Ever walk in to a wine bar or a restaurant and they’ve got these GIANT bottles of wine on the tables or shelves decorating the place? Ever stop and go “Daaaaayuhm, I could make good use of one of those!” and then wonder what to call them, or how many of your friends you’d need to get through “that” one? Well I am here clear up the mystery.
Wine bottles come in all sizes, and that’s what I’m going to talk about today- Size. And let me tell you boys…size DOES matter! 😉
The smallest bottle you’ll see is most commonly called a split, but it’s also known as a piccolo or a pony. It’s 187 ml, which is essentially a 1/4 bottle of wine and will usually yield about a glass and a 1/2 sometimes less depending on the size of your glass. A split will come as sparkling wine but can also be found filled with white or red still wine. This is a great size to include in a gift basket or sneak into a movie theater…your choice.
The Half bottle is exactly what is says no guessing, it’s a half bottle of wine. It holds 375 ml or half of the standard sized bottle. In some circles it’s also known as a demi. A lot of the time you will see sweeter wines in one of these, like an Arrowood 05 late harvest White Reisling or an 03 Kiara Reserve Sangiovese port.
A Standard bottle, is what you see everywhere. Your average 750 ml bottle of wine. It holds anywhere for 4-5 glasses of wine depending on glass size or how generous the pour. Of course if you have a big Joe or big Carl wine glass like they have on the t.v. show Cougar town then only one glass will have to do.
Getting into the bigger bottles the first one is a Magnum, meaning “great”. A Magnum contains two bottles or 1.5 litres and is the start of a GREAT party. Some experts believe that a wine will age more gracefully in a Magnum, allowing it to develop complexities that a smaller bottle can’t. It became a tradition for French Emperor Napoleon Bonaparte to sabre the tops of Magnum bottles before battle. If it came off cleanly on the first try it was good luck and meant victory if it didn’t? Well, one word “Waterloo”.
The big brother to the Magnum is even more popular at a party, Double Magnum or Jeroboam. It’s twice the size of a Magnum and holds 4 bottles of sparkling wine or 3.0 liters. Interestingly enough with regards to “still” (red, white, rose) wine a Jeroboam will hold 4.5 liters or 6 standard bottles. Jeroboam gets its name from the first King of the Northern Kingdom of Israel, and has different meanings/sizes in France depending on the region.
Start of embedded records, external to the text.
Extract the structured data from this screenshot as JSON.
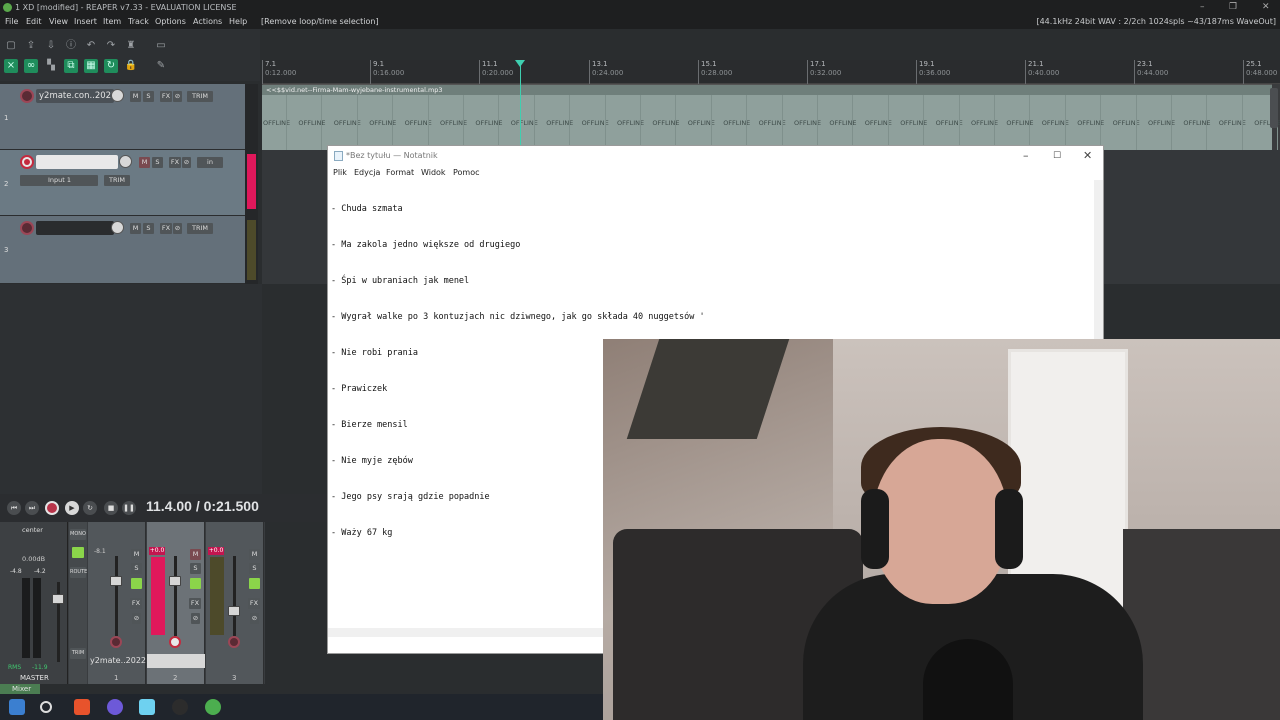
{
  "window": {
    "title": "1 XD [modified] - REAPER v7.33 - EVALUATION LICENSE",
    "min": "–",
    "max": "❐",
    "close": "✕"
  },
  "menu": {
    "items": [
      "File",
      "Edit",
      "View",
      "Insert",
      "Item",
      "Track",
      "Options",
      "Actions",
      "Help",
      "[Remove loop/time selection]"
    ],
    "status": "[44.1kHz 24bit WAV : 2/2ch 1024spls ~43/187ms WaveOut]"
  },
  "ruler": {
    "ticks": [
      {
        "bar": "7.1",
        "time": "0:12.000"
      },
      {
        "bar": "9.1",
        "time": "0:16.000"
      },
      {
        "bar": "11.1",
        "time": "0:20.000"
      },
      {
        "bar": "13.1",
        "time": "0:24.000"
      },
      {
        "bar": "15.1",
        "time": "0:28.000"
      },
      {
        "bar": "17.1",
        "time": "0:32.000"
      },
      {
        "bar": "19.1",
        "time": "0:36.000"
      },
      {
        "bar": "21.1",
        "time": "0:40.000"
      },
      {
        "bar": "23.1",
        "time": "0:44.000"
      },
      {
        "bar": "25.1",
        "time": "0:48.000"
      }
    ]
  },
  "tracks": [
    {
      "num": "1",
      "name": "y2mate.con..2022"
    },
    {
      "num": "2",
      "name": "",
      "input": "Input 1",
      "inmon": "in"
    },
    {
      "num": "3",
      "name": ""
    }
  ],
  "track_buttons": {
    "m": "M",
    "s": "S",
    "fx": "FX",
    "io": "⊘",
    "trim": "TRIM"
  },
  "item": {
    "header": "<<$$vid.net--Firma-Mam-wyjebane-instrumental.mp3",
    "offline_label": "OFFLINE"
  },
  "transport": {
    "timecode": "11.4.00 / 0:21.500"
  },
  "mixer": {
    "master_label": "MASTER",
    "center": "center",
    "db": "0.00dB",
    "left_level": "-4.8",
    "right_level": "-4.2",
    "rms": "RMS",
    "rms_value": "-11.9",
    "mono": "MONO",
    "route": "ROUTE",
    "trim": "TRIM",
    "strip1_peak": "-8.1",
    "strip2_peak": "+0.0",
    "strip3_peak": "+0.0",
    "strip_name": "y2mate..2022",
    "strip_nums": [
      "1",
      "2",
      "3"
    ],
    "tab": "Mixer"
  },
  "notepad": {
    "title": "*Bez tytułu — Notatnik",
    "menu": [
      "Plik",
      "Edycja",
      "Format",
      "Widok",
      "Pomoc"
    ],
    "lines": [
      "- Chuda szmata",
      "- Ma zakola jedno większe od drugiego",
      "- Śpi w ubraniach jak menel",
      "- Wygrał walke po 3 kontuzjach nic dziwnego, jak go składa 40 nuggetsów '",
      "- Nie robi prania",
      "- Prawiczek",
      "- Bierze mensil",
      "- Nie myje zębów",
      "- Jego psy srają gdzie popadnie",
      "- Waży 67 kg"
    ]
  },
  "colors": {
    "accent": "#1f8d5c",
    "record": "#c42a3e",
    "meter_hot": "#e0185b",
    "playhead": "#3fcfb0"
  }
}
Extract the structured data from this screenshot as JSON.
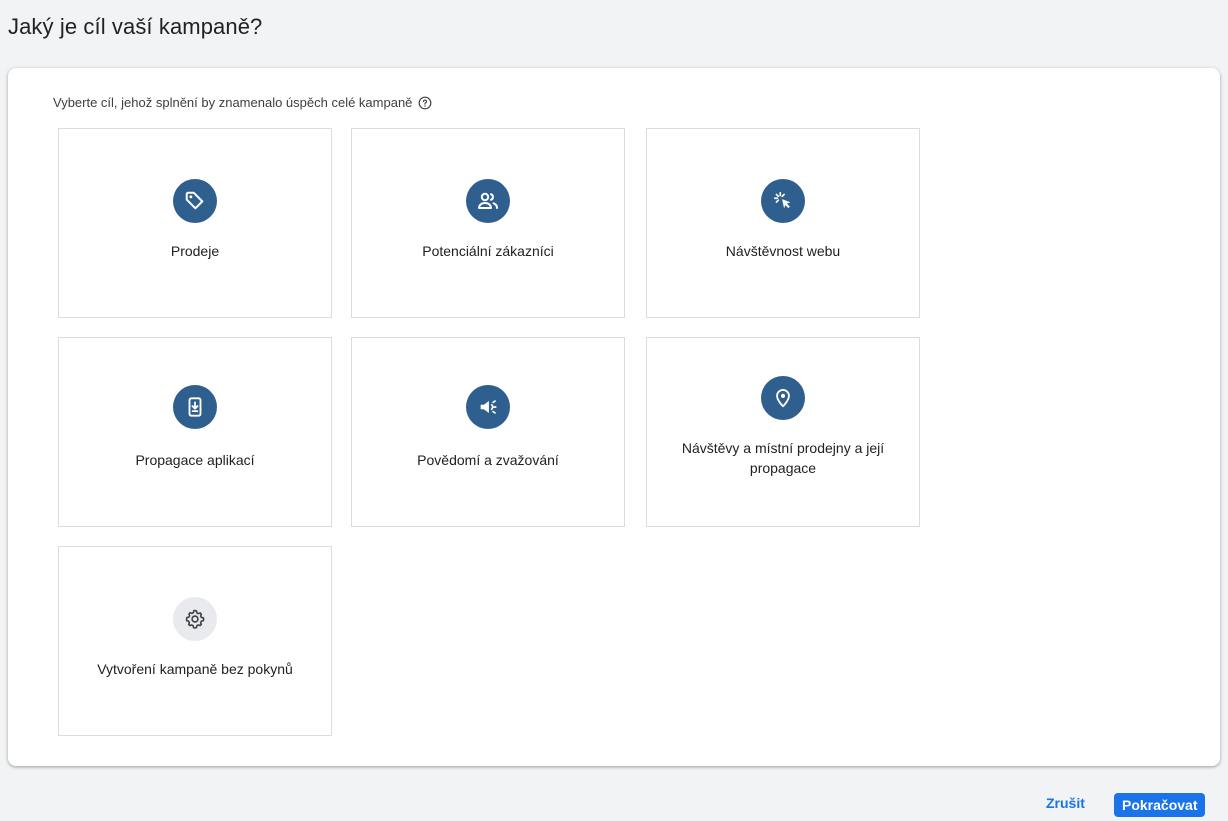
{
  "header": {
    "title": "Jaký je cíl vaší kampaně?"
  },
  "panel": {
    "subtitle": "Vyberte cíl, jehož splnění by znamenalo úspěch celé kampaně",
    "help_icon": "help-circle-icon"
  },
  "goals": [
    {
      "label": "Prodeje",
      "icon": "tag-icon"
    },
    {
      "label": "Potenciální zákazníci",
      "icon": "people-icon"
    },
    {
      "label": "Návštěvnost webu",
      "icon": "cursor-click-icon"
    },
    {
      "label": "Propagace aplikací",
      "icon": "phone-download-icon"
    },
    {
      "label": "Povědomí a zvažování",
      "icon": "megaphone-icon"
    },
    {
      "label": "Návštěvy a místní prodejny a její propagace",
      "icon": "location-pin-icon"
    },
    {
      "label": "Vytvoření kampaně bez pokynů",
      "icon": "gear-icon"
    }
  ],
  "footer": {
    "cancel_label": "Zrušit",
    "continue_label": "Pokračovat"
  },
  "colors": {
    "icon_bg": "#2f5f8f",
    "icon_bg_neutral": "#e8eaed",
    "primary": "#1a73e8"
  }
}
A Rehoboam is used in Champagne only and will hold the equivalent of 6 bottles or 4.5 liters. So to recap a Jeroboam will hold 6 bottles of “still” wine and a Rehoboam will hold 6 bottles of Sparkling. Also named for a King of Israel, Rehoboam was the son of Solomon and grandson of David. Even though the bottle is not pictured above I felt it was an important addition, because after all, it is in the title of the blog!
Next comes the ALL important Methuselah who holds 8 bottles which adds up to 6 liters. Methuselah is also used primarily for Sparkling wines. One of the benefit’s of this size bottle, aside from a lotta dang champagne, is it allows for a controlled exposure to a small amount of oxygen and helps reduce the amount of time that is required for the wine’s maturation.
Ok, now we are coming into the massive wine bottles and the home stretch. Next?
Salmanazar the holder of 12, the dozen, the number of Olympians , the ever popular number of planets, and in this case- 12 bottles of wine. Yes, Salmanazar holds a whole 9 liters, or 12 bottles, the equivalent of a full case of wine. The name Salmanazar originated in the 1930s and is a derivative of Shalmaneser, one of the Ancient Kings of Assyria.
#2 Balthazar! Whoot, Whoot #2! Now, aside from being the name of Balthazar Getty, great grandson of Jean Paul Getty, it is also a GINORMOUS bottle of Bubbly! Balthazar holds 12.0 liters or 16 bottles of wine, and is named after one of the Biblical Magi. Which makes perfect sense when you think about it, because you bring this bottle to a party and something magic happens- you suddenly become everyone’s best friend!
Lastly (at least for the purposes of this blog) and certainly NOT least, the Grandaddy of them ALL…Nebuchadnezzar! The name Nebuchadnezzar refers to the fact that he is the biggest king size, as opposed to Balthazar that simply refers to king, in this standard listing. This guy is usually for show or decoration, but you can buy one at a specialty wine store or online. However it is my opinion that most bottles are given to retailers as gifts from the winery to display in their establishments. Nebbie holds 20 bottles of wine equal to 15.0 liters.
“In victory, you deserve Champagne, in defeat, you need it.” (Napoleon Bonaparte)
I would like to thank these websites for their contributions to this blog post:
http://www.ehow.com/about_4685471_how-large-magnum-wine.html – Laura Reynolds, eHow Contributor
http://www.getwinesdirect1.com/wine-bottle-sizes.html – for the picture